▶ What this task involves
Return every line below in which "ribbon" appears.

Data shown below:

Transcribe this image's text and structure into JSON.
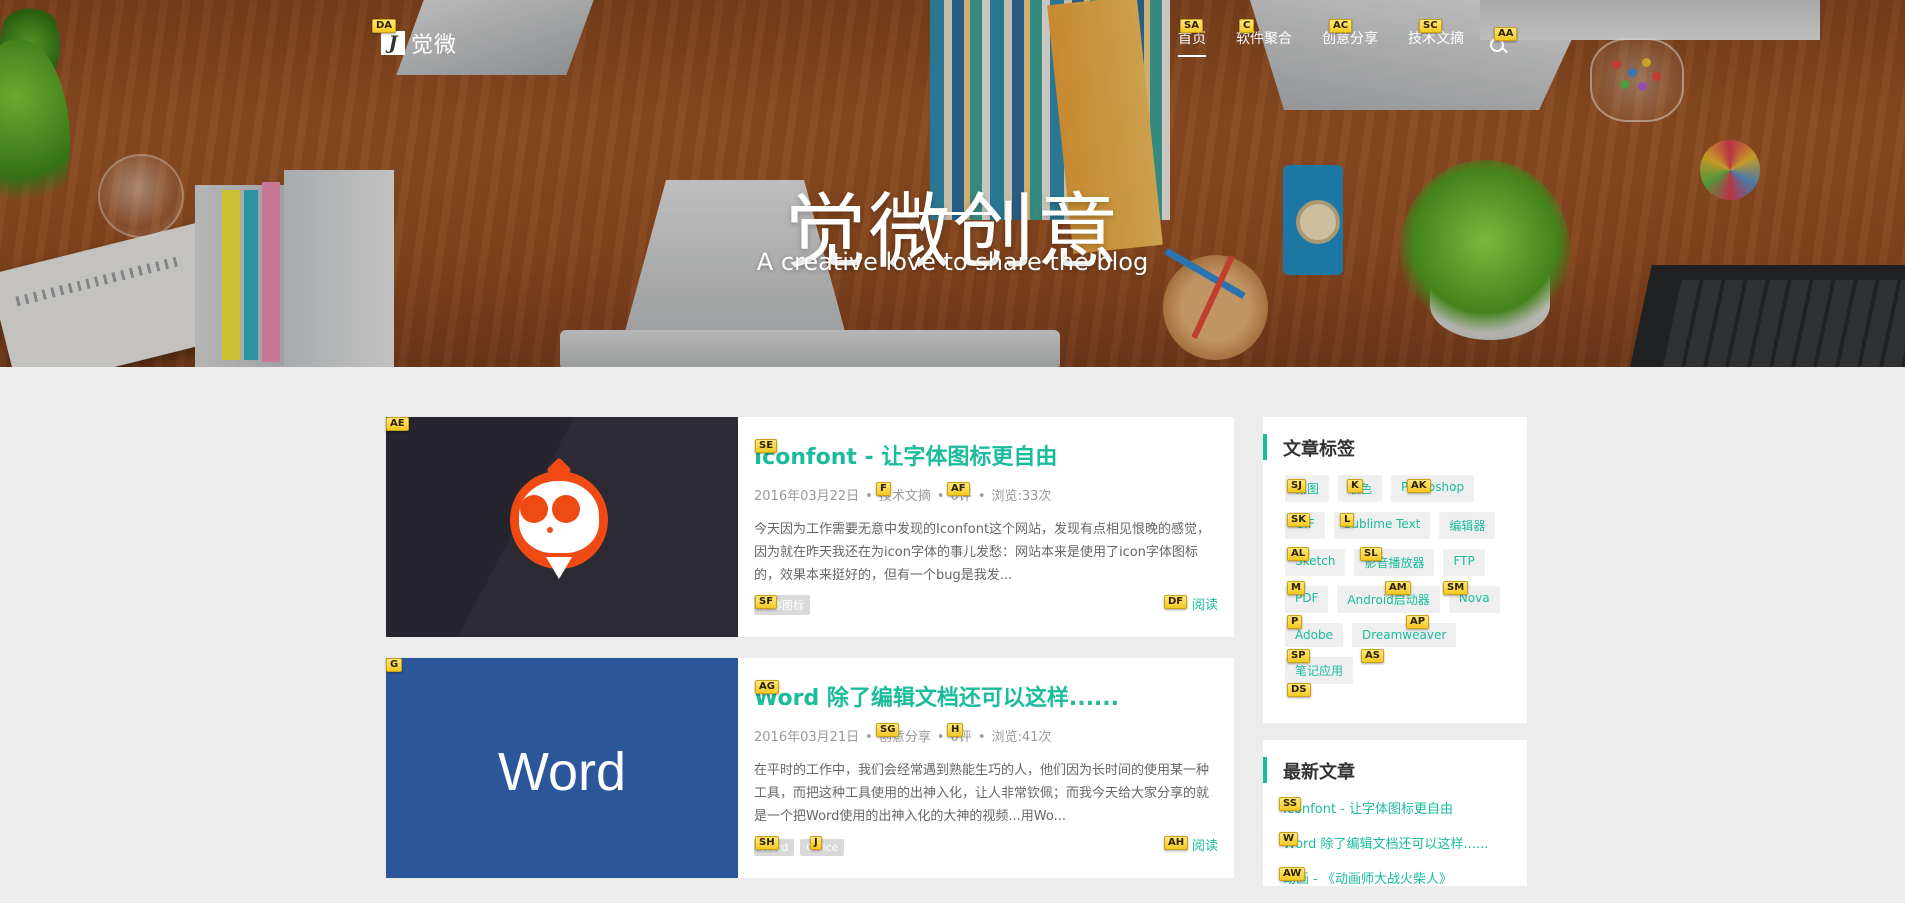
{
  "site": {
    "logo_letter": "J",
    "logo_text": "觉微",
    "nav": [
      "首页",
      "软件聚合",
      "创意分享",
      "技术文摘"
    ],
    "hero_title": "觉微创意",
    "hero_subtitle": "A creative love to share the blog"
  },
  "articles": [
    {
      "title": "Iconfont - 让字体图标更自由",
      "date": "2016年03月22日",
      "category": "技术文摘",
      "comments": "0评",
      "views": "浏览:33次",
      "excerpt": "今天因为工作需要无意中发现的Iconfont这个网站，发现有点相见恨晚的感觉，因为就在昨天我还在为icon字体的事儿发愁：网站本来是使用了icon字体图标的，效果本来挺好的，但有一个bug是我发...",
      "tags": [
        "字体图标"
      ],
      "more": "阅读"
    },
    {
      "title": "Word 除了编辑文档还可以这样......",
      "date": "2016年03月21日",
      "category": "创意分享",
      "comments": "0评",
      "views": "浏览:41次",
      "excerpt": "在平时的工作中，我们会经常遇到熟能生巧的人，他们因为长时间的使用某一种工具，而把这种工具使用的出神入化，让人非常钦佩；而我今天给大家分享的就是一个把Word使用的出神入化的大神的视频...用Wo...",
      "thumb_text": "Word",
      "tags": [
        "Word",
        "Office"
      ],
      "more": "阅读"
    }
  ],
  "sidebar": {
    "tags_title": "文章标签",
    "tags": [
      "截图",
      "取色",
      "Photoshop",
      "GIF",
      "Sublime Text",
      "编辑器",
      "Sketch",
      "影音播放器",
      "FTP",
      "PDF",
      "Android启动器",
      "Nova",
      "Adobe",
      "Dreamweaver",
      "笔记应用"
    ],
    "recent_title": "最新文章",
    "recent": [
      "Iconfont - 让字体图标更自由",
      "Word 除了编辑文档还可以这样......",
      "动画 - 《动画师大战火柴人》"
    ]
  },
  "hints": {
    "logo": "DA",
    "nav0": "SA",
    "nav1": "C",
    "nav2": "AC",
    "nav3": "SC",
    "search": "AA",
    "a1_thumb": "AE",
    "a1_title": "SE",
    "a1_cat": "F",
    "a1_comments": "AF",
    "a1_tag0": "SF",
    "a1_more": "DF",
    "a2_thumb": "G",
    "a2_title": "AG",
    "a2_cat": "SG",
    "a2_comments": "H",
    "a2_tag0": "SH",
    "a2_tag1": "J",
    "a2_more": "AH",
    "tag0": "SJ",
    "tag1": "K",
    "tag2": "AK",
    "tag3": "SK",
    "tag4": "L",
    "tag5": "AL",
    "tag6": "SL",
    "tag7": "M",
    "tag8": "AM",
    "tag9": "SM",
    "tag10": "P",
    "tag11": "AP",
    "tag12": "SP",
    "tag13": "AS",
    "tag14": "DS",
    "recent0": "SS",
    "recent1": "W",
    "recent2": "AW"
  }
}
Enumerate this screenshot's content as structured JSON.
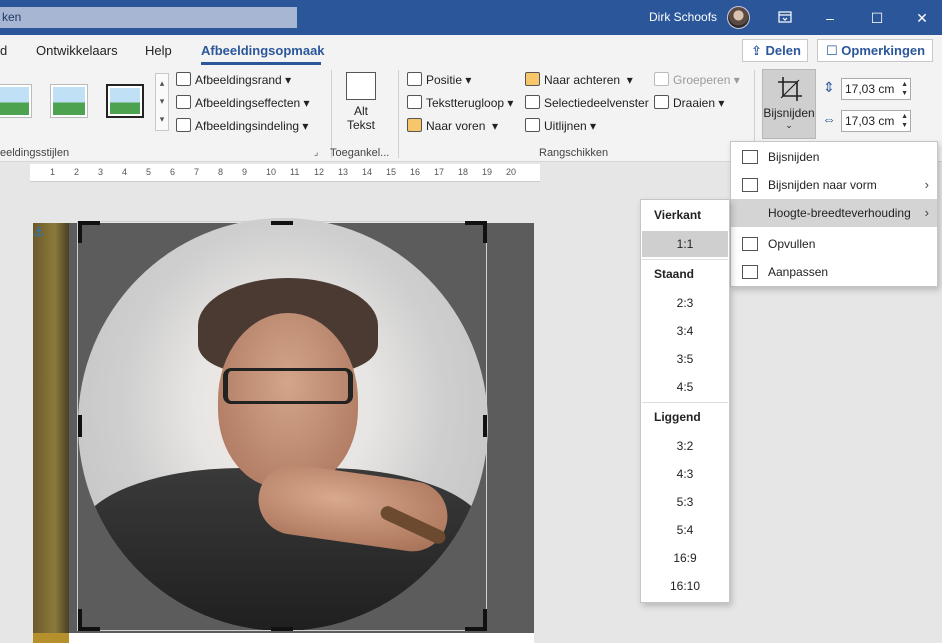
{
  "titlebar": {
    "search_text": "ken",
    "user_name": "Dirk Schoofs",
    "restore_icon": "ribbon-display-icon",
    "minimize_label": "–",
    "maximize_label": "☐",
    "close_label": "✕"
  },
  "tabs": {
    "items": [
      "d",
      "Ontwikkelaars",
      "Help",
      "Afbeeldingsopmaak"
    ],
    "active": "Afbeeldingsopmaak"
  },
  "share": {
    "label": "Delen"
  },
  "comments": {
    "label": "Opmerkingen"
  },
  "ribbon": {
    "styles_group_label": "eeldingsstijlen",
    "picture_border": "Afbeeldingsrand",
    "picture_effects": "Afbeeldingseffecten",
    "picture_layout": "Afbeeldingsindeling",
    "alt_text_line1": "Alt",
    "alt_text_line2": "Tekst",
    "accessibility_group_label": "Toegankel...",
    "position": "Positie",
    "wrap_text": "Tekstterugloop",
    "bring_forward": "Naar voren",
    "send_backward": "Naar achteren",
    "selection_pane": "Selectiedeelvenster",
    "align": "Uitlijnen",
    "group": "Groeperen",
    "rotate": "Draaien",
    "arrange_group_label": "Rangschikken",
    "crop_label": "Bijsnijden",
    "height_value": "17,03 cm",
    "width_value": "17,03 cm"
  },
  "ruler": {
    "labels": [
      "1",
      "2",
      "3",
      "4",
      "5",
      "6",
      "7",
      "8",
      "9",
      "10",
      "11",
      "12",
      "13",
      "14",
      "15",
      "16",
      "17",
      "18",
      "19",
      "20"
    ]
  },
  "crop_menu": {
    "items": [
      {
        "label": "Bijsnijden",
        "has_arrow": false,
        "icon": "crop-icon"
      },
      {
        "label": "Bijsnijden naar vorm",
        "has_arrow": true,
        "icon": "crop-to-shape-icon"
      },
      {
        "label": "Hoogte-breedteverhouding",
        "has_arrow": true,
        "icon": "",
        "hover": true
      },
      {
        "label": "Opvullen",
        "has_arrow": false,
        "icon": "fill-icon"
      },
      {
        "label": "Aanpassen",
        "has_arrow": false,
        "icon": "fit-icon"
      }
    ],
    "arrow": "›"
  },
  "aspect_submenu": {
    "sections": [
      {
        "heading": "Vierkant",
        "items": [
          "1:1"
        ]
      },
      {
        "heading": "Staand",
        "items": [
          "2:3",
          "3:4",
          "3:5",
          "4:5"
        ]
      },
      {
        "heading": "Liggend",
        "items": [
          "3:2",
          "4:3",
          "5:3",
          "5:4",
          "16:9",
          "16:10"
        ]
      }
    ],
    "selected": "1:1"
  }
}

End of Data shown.

▶ Response to the exercise
    "restore_icon": "ribbon-display-icon",
  "ribbon": {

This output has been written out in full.